┌──

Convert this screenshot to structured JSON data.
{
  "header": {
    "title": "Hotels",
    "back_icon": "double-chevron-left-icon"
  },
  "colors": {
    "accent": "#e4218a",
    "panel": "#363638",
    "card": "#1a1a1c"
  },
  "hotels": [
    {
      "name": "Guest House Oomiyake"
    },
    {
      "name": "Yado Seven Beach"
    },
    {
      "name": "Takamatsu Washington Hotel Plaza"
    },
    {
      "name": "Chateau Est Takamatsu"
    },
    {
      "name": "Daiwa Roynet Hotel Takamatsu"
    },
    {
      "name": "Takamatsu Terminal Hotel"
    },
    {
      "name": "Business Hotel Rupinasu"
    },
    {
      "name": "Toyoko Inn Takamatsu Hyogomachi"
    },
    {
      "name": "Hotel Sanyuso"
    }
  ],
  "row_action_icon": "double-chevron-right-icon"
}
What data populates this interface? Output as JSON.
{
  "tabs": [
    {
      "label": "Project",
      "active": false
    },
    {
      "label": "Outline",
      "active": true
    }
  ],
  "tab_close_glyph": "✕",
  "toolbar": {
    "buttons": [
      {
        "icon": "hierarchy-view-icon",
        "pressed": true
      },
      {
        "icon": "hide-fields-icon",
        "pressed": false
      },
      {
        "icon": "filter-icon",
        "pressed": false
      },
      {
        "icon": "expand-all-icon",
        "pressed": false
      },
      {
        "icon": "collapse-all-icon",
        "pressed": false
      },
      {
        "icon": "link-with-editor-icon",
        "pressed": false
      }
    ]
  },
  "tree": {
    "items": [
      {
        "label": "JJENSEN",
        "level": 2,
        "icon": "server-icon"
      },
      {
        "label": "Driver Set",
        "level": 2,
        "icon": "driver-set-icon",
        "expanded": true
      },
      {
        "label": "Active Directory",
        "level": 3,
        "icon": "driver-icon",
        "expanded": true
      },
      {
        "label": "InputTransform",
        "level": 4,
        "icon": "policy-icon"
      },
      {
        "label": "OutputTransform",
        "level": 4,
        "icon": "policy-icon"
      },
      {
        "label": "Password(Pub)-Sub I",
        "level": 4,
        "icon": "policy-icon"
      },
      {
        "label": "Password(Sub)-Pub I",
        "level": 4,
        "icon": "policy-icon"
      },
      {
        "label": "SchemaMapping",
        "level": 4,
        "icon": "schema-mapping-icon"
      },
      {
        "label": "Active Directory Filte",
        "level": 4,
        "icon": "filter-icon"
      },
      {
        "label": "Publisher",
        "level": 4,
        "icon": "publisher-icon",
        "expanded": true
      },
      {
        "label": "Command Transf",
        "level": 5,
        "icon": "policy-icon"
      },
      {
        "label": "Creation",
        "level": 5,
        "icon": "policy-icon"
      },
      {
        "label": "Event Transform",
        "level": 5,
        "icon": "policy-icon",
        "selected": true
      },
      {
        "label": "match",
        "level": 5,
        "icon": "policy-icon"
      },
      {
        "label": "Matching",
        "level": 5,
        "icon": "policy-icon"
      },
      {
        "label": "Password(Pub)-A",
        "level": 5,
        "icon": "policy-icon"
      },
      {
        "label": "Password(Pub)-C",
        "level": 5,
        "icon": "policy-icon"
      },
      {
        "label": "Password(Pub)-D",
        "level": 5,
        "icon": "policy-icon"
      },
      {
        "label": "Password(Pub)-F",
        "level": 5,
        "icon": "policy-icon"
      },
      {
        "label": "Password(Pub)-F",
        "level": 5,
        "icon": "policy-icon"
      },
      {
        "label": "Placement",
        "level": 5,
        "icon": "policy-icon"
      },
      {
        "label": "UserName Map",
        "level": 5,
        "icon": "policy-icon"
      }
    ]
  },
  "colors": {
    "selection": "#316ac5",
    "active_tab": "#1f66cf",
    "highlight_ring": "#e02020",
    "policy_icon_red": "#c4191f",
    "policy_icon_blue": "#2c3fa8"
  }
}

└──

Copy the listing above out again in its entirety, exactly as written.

— Finished task —
Convert this screenshot to structured JSON data.
{
  "header": {
    "title": "Hotels",
    "back_icon": "double-chevron-left-icon"
  },
  "colors": {
    "accent": "#e4218a",
    "panel": "#363638",
    "card": "#1a1a1c"
  },
  "hotels": [
    {
      "name": "Guest House Oomiyake"
    },
    {
      "name": "Yado Seven Beach"
    },
    {
      "name": "Takamatsu Washington Hotel Plaza"
    },
    {
      "name": "Chateau Est Takamatsu"
    },
    {
      "name": "Daiwa Roynet Hotel Takamatsu"
    },
    {
      "name": "Takamatsu Terminal Hotel"
    },
    {
      "name": "Business Hotel Rupinasu"
    },
    {
      "name": "Toyoko Inn Takamatsu Hyogomachi"
    },
    {
      "name": "Hotel Sanyuso"
    }
  ],
  "row_action_icon": "double-chevron-right-icon"
}
What data populates this interface? Output as JSON.
{
  "tabs": [
    {
      "label": "Project",
      "active": false
    },
    {
      "label": "Outline",
      "active": true
    }
  ],
  "tab_close_glyph": "✕",
  "toolbar": {
    "buttons": [
      {
        "icon": "hierarchy-view-icon",
        "pressed": true
      },
      {
        "icon": "hide-fields-icon",
        "pressed": false
      },
      {
        "icon": "filter-icon",
        "pressed": false
      },
      {
        "icon": "expand-all-icon",
        "pressed": false
      },
      {
        "icon": "collapse-all-icon",
        "pressed": false
      },
      {
        "icon": "link-with-editor-icon",
        "pressed": false
      }
    ]
  },
  "tree": {
    "items": [
      {
        "label": "JJENSEN",
        "level": 2,
        "icon": "server-icon"
      },
      {
        "label": "Driver Set",
        "level": 2,
        "icon": "driver-set-icon",
        "expanded": true
      },
      {
        "label": "Active Directory",
        "level": 3,
        "icon": "driver-icon",
        "expanded": true
      },
      {
        "label": "InputTransform",
        "level": 4,
        "icon": "policy-icon"
      },
      {
        "label": "OutputTransform",
        "level": 4,
        "icon": "policy-icon"
      },
      {
        "label": "Password(Pub)-Sub I",
        "level": 4,
        "icon": "policy-icon"
      },
      {
        "label": "Password(Sub)-Pub I",
        "level": 4,
        "icon": "policy-icon"
      },
      {
        "label": "SchemaMapping",
        "level": 4,
        "icon": "schema-mapping-icon"
      },
      {
        "label": "Active Directory Filte",
        "level": 4,
        "icon": "filter-icon"
      },
      {
        "label": "Publisher",
        "level": 4,
        "icon": "publisher-icon",
        "expanded": true
      },
      {
        "label": "Command Transf",
        "level": 5,
        "icon": "policy-icon"
      },
      {
        "label": "Creation",
        "level": 5,
        "icon": "policy-icon"
      },
      {
        "label": "Event Transform",
        "level": 5,
        "icon": "policy-icon",
        "selected": true
      },
      {
        "label": "match",
        "level": 5,
        "icon": "policy-icon"
      },
      {
        "label": "Matching",
        "level": 5,
        "icon": "policy-icon"
      },
      {
        "label": "Password(Pub)-A",
        "level": 5,
        "icon": "policy-icon"
      },
      {
        "label": "Password(Pub)-C",
        "level": 5,
        "icon": "policy-icon"
      },
      {
        "label": "Password(Pub)-D",
        "level": 5,
        "icon": "policy-icon"
      },
      {
        "label": "Password(Pub)-F",
        "level": 5,
        "icon": "policy-icon"
      },
      {
        "label": "Password(Pub)-F",
        "level": 5,
        "icon": "policy-icon"
      },
      {
        "label": "Placement",
        "level": 5,
        "icon": "policy-icon"
      },
      {
        "label": "UserName Map",
        "level": 5,
        "icon": "policy-icon"
      }
    ]
  },
  "colors": {
    "selection": "#316ac5",
    "active_tab": "#1f66cf",
    "highlight_ring": "#e02020",
    "policy_icon_red": "#c4191f",
    "policy_icon_blue": "#2c3fa8"
  }
}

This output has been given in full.